The reason I bring this up is because I want to say how important visualizing is in developing a jewelry style, what a good aid it is in creating jewelry that is your own. Books are good -- there is a multitude of books on the market that will give you ideas. But hopefully the things you see in the books are only launching points for getting the skills you will need to make the pieces that you want to make. I have seen a lot of jewelry that is just a copy of another piece of jewelry. I want to encourage you to shoot higher, to believe that you can make the pieces that you imagine in your mind, instead of just becoming another cookie-cutter copycat artist.

I have been using a certain catalog as a visualizing tool since I started making jewelry, when it was a little skinny thing. Now, it has grown to a 2" thick monster with everything you could ever need and more. What is the catalog? Well of course it is the Rio Grande Company's. Before I say more, here is the phone number, 1-800-545-6566. I have used this catalog like I did the Sears catalog when I was a child. I have spent many hours looking at all the tools and imagining what I could do with them. This visualizing was a key to my success at learning to make jewelry.

I was a obstinate kid, if I wanted to do something I was not going to give up. Well, I ended up with an Art Degree and I have tried many forms of art making. As a Jewelry Maker, I am mostly self taught, but where did I get my inspiration? From books of course (I will talk about some of these in my next post), but I must give a lot of credit to the Rio Grande catalog. Of course they are not the only Company selling jewelry tools and findings, in fact a quick search on the internet will net you a bonanza of information. But the internet didn't exist when I started making jewelry.

So call them and get a Tool catalog (ask for the Findings catalog too) and look it over. Imagine what you can do when you put my mind to it. I am grateful to my friend who gave me the phone number when I started. Enjoy making jewelry and learning to express yourself this way and don't get caught in the money-making aspects too much. Keep it original and you will enjoy every minute that you spend making your jewelry, it will never be like work. If you do this people will be asking you for your jewelry and you will make all the money you want effortlessly. I am amazed at how many people now own my jewelry, even Internationally.

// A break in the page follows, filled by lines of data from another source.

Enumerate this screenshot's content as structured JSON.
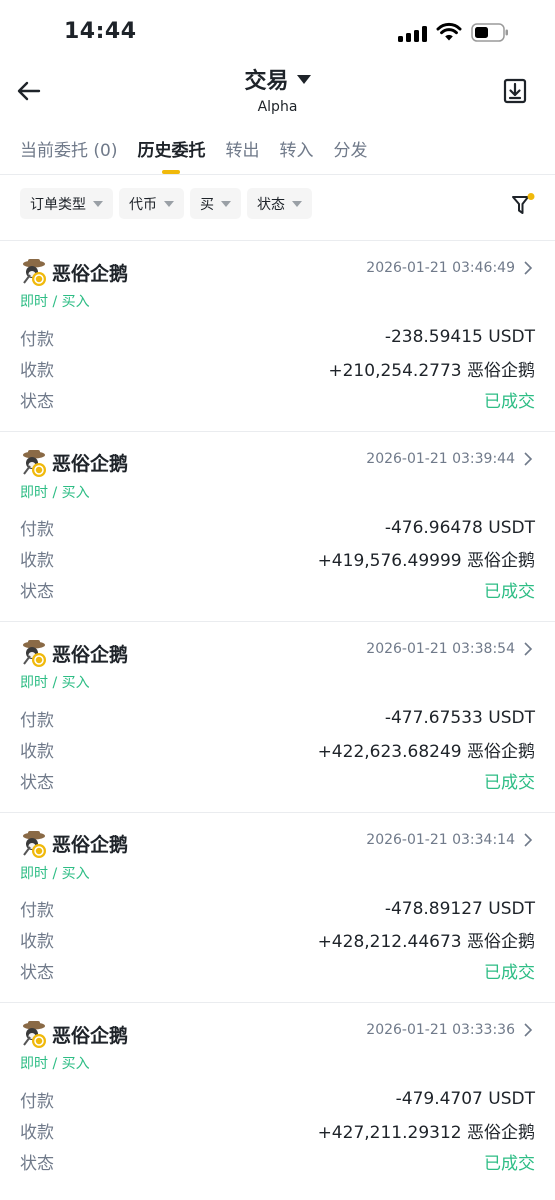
{
  "status_bar": {
    "time": "14:44"
  },
  "header": {
    "title": "交易",
    "subtitle": "Alpha"
  },
  "tabs": [
    {
      "label": "当前委托 (0)",
      "active": false
    },
    {
      "label": "历史委托",
      "active": true
    },
    {
      "label": "转出",
      "active": false
    },
    {
      "label": "转入",
      "active": false
    },
    {
      "label": "分发",
      "active": false
    }
  ],
  "filters": [
    {
      "label": "订单类型"
    },
    {
      "label": "代币"
    },
    {
      "label": "买"
    },
    {
      "label": "状态"
    }
  ],
  "labels": {
    "pay": "付款",
    "receive": "收款",
    "status": "状态"
  },
  "orders": [
    {
      "token": "恶俗企鹅",
      "time": "2026-01-21 03:46:49",
      "type": "即时 / 买入",
      "pay": "-238.59415 USDT",
      "receive": "+210,254.2773 恶俗企鹅",
      "status": "已成交"
    },
    {
      "token": "恶俗企鹅",
      "time": "2026-01-21 03:39:44",
      "type": "即时 / 买入",
      "pay": "-476.96478 USDT",
      "receive": "+419,576.49999 恶俗企鹅",
      "status": "已成交"
    },
    {
      "token": "恶俗企鹅",
      "time": "2026-01-21 03:38:54",
      "type": "即时 / 买入",
      "pay": "-477.67533 USDT",
      "receive": "+422,623.68249 恶俗企鹅",
      "status": "已成交"
    },
    {
      "token": "恶俗企鹅",
      "time": "2026-01-21 03:34:14",
      "type": "即时 / 买入",
      "pay": "-478.89127 USDT",
      "receive": "+428,212.44673 恶俗企鹅",
      "status": "已成交"
    },
    {
      "token": "恶俗企鹅",
      "time": "2026-01-21 03:33:36",
      "type": "即时 / 买入",
      "pay": "-479.4707 USDT",
      "receive": "+427,211.29312 恶俗企鹅",
      "status": "已成交"
    }
  ],
  "colors": {
    "accent": "#f0b90b",
    "green": "#2ebd85",
    "muted": "#707a8a",
    "text": "#1e2329"
  },
  "icons": [
    "back-arrow-icon",
    "caret-down-icon",
    "download-icon",
    "filter-icon",
    "chevron-right-icon",
    "token-avatar-icon"
  ]
}
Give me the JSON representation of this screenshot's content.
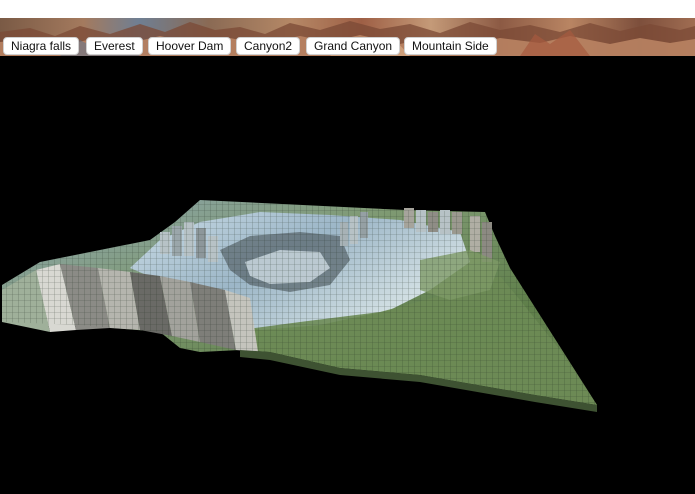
{
  "toolbar": {
    "presets": [
      {
        "label": "Niagra falls"
      },
      {
        "label": "Everest"
      },
      {
        "label": "Hoover Dam"
      },
      {
        "label": "Canyon2"
      },
      {
        "label": "Grand Canyon"
      },
      {
        "label": "Mountain Side"
      }
    ]
  },
  "colors": {
    "background": "#000000",
    "button_bg": "#ffffff",
    "button_text": "#111111",
    "terrain_green": "#6f8f5a",
    "terrain_ice": "#b9cfe0",
    "terrain_rock": "#8a8a86"
  },
  "viewport": {
    "content": "voxel-terrain-3d-view"
  }
}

I hope this info helps you in your jewelry making quest. Thanks for dropping by and check back soon.